§ TASK TO CARRY OUT
Return all the entries below exactly as they were given.
▼▼▼
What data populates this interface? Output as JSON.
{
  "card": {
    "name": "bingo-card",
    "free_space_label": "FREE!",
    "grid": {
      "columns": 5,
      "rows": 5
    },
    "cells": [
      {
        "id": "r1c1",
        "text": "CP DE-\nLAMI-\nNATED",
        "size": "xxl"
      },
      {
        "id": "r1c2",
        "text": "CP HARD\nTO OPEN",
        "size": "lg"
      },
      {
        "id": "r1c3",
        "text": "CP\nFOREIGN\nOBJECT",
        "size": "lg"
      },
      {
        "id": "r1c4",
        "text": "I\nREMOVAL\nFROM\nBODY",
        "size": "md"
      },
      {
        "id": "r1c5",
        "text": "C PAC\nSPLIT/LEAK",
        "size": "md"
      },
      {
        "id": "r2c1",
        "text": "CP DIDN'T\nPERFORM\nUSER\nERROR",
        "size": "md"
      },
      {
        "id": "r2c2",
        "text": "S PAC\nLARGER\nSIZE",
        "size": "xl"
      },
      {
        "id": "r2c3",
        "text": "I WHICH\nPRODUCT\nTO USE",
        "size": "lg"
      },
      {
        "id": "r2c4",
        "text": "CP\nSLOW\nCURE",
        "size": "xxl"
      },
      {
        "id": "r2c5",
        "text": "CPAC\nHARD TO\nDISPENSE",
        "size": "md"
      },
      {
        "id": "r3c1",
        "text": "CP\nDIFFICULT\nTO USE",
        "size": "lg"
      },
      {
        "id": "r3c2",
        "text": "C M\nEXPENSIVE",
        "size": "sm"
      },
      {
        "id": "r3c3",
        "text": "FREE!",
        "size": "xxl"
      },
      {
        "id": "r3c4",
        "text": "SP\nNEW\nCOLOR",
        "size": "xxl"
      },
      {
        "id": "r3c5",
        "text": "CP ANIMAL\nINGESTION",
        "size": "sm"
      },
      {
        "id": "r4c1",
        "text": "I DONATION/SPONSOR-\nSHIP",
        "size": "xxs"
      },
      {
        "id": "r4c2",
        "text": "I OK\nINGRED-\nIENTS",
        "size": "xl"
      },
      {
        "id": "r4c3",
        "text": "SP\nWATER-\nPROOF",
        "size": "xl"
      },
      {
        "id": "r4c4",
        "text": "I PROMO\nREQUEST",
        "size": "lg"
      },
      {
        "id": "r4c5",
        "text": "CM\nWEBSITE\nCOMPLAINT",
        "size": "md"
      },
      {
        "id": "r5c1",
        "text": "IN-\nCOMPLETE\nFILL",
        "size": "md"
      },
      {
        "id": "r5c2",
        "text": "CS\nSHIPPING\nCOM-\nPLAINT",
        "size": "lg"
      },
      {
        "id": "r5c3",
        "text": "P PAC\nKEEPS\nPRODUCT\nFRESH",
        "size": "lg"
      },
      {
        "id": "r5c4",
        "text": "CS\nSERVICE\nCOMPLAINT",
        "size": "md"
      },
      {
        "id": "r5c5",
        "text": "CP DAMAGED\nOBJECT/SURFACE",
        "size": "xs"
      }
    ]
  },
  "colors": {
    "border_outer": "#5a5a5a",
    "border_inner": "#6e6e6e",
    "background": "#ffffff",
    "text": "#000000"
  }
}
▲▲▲
§ COMPLETED EXERCISE
What data populates this interface? Output as JSON.
{
  "card": {
    "name": "bingo-card",
    "free_space_label": "FREE!",
    "grid": {
      "columns": 5,
      "rows": 5
    },
    "cells": [
      {
        "id": "r1c1",
        "text": "CP DE-\nLAMI-\nNATED",
        "size": "xxl"
      },
      {
        "id": "r1c2",
        "text": "CP HARD\nTO OPEN",
        "size": "lg"
      },
      {
        "id": "r1c3",
        "text": "CP\nFOREIGN\nOBJECT",
        "size": "lg"
      },
      {
        "id": "r1c4",
        "text": "I\nREMOVAL\nFROM\nBODY",
        "size": "md"
      },
      {
        "id": "r1c5",
        "text": "C PAC\nSPLIT/LEAK",
        "size": "md"
      },
      {
        "id": "r2c1",
        "text": "CP DIDN'T\nPERFORM\nUSER\nERROR",
        "size": "md"
      },
      {
        "id": "r2c2",
        "text": "S PAC\nLARGER\nSIZE",
        "size": "xl"
      },
      {
        "id": "r2c3",
        "text": "I WHICH\nPRODUCT\nTO USE",
        "size": "lg"
      },
      {
        "id": "r2c4",
        "text": "CP\nSLOW\nCURE",
        "size": "xxl"
      },
      {
        "id": "r2c5",
        "text": "CPAC\nHARD TO\nDISPENSE",
        "size": "md"
      },
      {
        "id": "r3c1",
        "text": "CP\nDIFFICULT\nTO USE",
        "size": "lg"
      },
      {
        "id": "r3c2",
        "text": "C M\nEXPENSIVE",
        "size": "sm"
      },
      {
        "id": "r3c3",
        "text": "FREE!",
        "size": "xxl"
      },
      {
        "id": "r3c4",
        "text": "SP\nNEW\nCOLOR",
        "size": "xxl"
      },
      {
        "id": "r3c5",
        "text": "CP ANIMAL\nINGESTION",
        "size": "sm"
      },
      {
        "id": "r4c1",
        "text": "I DONATION/SPONSOR-\nSHIP",
        "size": "xxs"
      },
      {
        "id": "r4c2",
        "text": "I OK\nINGRED-\nIENTS",
        "size": "xl"
      },
      {
        "id": "r4c3",
        "text": "SP\nWATER-\nPROOF",
        "size": "xl"
      },
      {
        "id": "r4c4",
        "text": "I PROMO\nREQUEST",
        "size": "lg"
      },
      {
        "id": "r4c5",
        "text": "CM\nWEBSITE\nCOMPLAINT",
        "size": "md"
      },
      {
        "id": "r5c1",
        "text": "IN-\nCOMPLETE\nFILL",
        "size": "md"
      },
      {
        "id": "r5c2",
        "text": "CS\nSHIPPING\nCOM-\nPLAINT",
        "size": "lg"
      },
      {
        "id": "r5c3",
        "text": "P PAC\nKEEPS\nPRODUCT\nFRESH",
        "size": "lg"
      },
      {
        "id": "r5c4",
        "text": "CS\nSERVICE\nCOMPLAINT",
        "size": "md"
      },
      {
        "id": "r5c5",
        "text": "CP DAMAGED\nOBJECT/SURFACE",
        "size": "xs"
      }
    ]
  },
  "colors": {
    "border_outer": "#5a5a5a",
    "border_inner": "#6e6e6e",
    "background": "#ffffff",
    "text": "#000000"
  }
}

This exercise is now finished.